As you may or may not be aware, with the release of Safari 3.1 for the Mac, Apple started offering Safari for Windows as an optional install through its Windows updater for iTunes/Quicktime.
Initially, Safari was offered in the Updates list, with the selection check box already selected. So if the user simply clicked ‘Install’, Safari would be installed. It looked like this:
When that happened, many of the usual Windows/Microsoft shills got up in arms against this ‘heinous crime’. Most vocal however was Mozilla’s CEO, and of course he got the most attention.
Initially, I agreed that it’s not exactly good to offer new software as an update.
With the release of Safari 3.1.1, Apple modified their update panel to have a separate pane for new software and it was clearly labelled as ‘New Software’.
As far as I’m concerned, this change addressed all the concerns that I had about the previous behaviour. Safari is now labelled as New Software for those who hadn’t previously installed it. So it’s now completely up to the user to decide and opt-out of the install. And even if you install it by mistake, there is no harm done to you as a user. If you don’t actively launch it and mean to use it, it just sits there on your hard drive doing nothing. It wouldn’t affect your system in any way (other than the miniscule space it occupies on the hard drive). It doesn’t launch automatically and it doesn’t set itself as the default browser without your knowledge.
However, it’s still not all well in Mozilla-land (and quite a few other blogs). Few of Mozilla’s people spoke up about this recent change and they’re still not satisfied. They want Apple to set the check box as unchecked by default and make it up to the user to opt-in on the install.
The recent whining makes me almost sure that if Apple were to make this small change and unchecks the box by default, Mozilla people would still whine and would probably want Apple to stop offering Safari altogether.
In the early days, Mozilla with its Firefox browser was perceived as the underdog or the David that is standing up to Microsoft’s Goliath with its default Windows browser IE. Many, many webmasters like me pushed Firefox and managed to convince their visitors to switch to it. Firefox’s browser share rose and now it’s reported to have a world market share of 17%. I pushed Firefox on my site too. At one point, the site sat for three whole days on the top of Firefox’s referrers list. I still have the link to Firefox on the site’s home page. The effect of this support shows in my logs.
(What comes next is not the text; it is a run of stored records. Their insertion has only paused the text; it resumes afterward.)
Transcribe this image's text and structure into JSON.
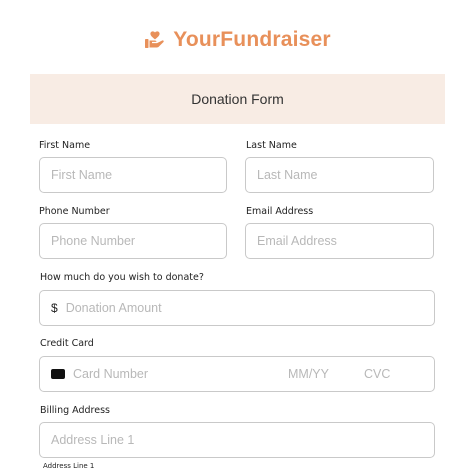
{
  "brand": {
    "name": "YourFundraiser",
    "accent": "#e8905a",
    "icon": "heart-hand-icon"
  },
  "form": {
    "title": "Donation Form",
    "first_name": {
      "label": "First Name",
      "placeholder": "First Name"
    },
    "last_name": {
      "label": "Last Name",
      "placeholder": "Last Name"
    },
    "phone": {
      "label": "Phone Number",
      "placeholder": "Phone Number"
    },
    "email": {
      "label": "Email Address",
      "placeholder": "Email Address"
    },
    "donation": {
      "label": "How much do you wish to donate?",
      "currency": "$",
      "placeholder": "Donation Amount"
    },
    "credit_card": {
      "label": "Credit Card",
      "card_icon": "credit-card-icon",
      "number_placeholder": "Card Number",
      "expiry_placeholder": "MM/YY",
      "cvc_placeholder": "CVC"
    },
    "billing": {
      "label": "Billing Address",
      "line1_placeholder": "Address Line 1",
      "line1_sublabel": "Address Line 1"
    }
  },
  "colors": {
    "header_bg": "#f8ece4",
    "border": "#c9c9c9",
    "placeholder": "#b8b8b8"
  }
}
According to my stats, Firefox users comprise 38% of the site’s users, double the average that Firefox enjoys. So my efforts have been very effective in supporting the Mozilla Foundation.
However, this recent whining and bitching by the Mozilla people is starting to annoy me. They are being selfish, greedy people. You may not know this, but Mozilla makes a ton of money from having people use its free browser. They make that money from search engines (like Google) that pay a referral fee to browser makers that send their users to Google’s search engine.
Obviously, Mozilla’s people are afraid that if Safari gains market share, that would mean that it could take some of that share from Firefox.
Personally, I don’t care about one company or the other. Apple has billions in the bank and Mozilla is making tens of millions of dollars per year (for a supposedly non-profit organization). So neither is poor and neither needs my support.
I’m supporting alternative browsers (alternative to IE) for purely selfish reasons and I believe you should too.
I’m a webmaster/developer. I create websites. I would absolutely love it if each of the four major browser engines (IE, Safari’s Webkit, Firefox’s Gecko and Opera) gets an even 25% market share. This way, no single browser would have a commanding market share, and web developers like me wouldn’t have to cater to a specific browser.
In a world where all the browsers have an equal market share, it wouldn’t make sense to cater to any one of them. Web developers would create websites according to standards and it would be the browser’s job to be compatible with these standards. This equality would benefit the internet community as a whole. It would take away any control that any browser maker would have on any part of the internet.
This benefits the users in an indirect way. As a user, you would have the choice of whichever browser you would prefer to use and all sites would work with it equally well. It would push browser makers to compete for your attention. Competition would mean better browsers and better features. When Microsoft had 90%+ market share, it stopped developing its browser and disbanded its IE group. The browser market stagnated and there was nothing new until Firefox came into the equation.
So think about where you stand.
To help my wishes come closer to becoming true, I’ve changed the way I support Firefox. It’s still linked to on my site, but now it has to share attention with a link to Safari’s download page.
For those of you who haven’t tried Safari for Windows, I suggest you give it a try. It’s fast, very fast. It’s elegant and the most standard compliant browser out there. It renders pages like Safari for the Mac, which in my opinion is the most beautiful web page rendering style there is.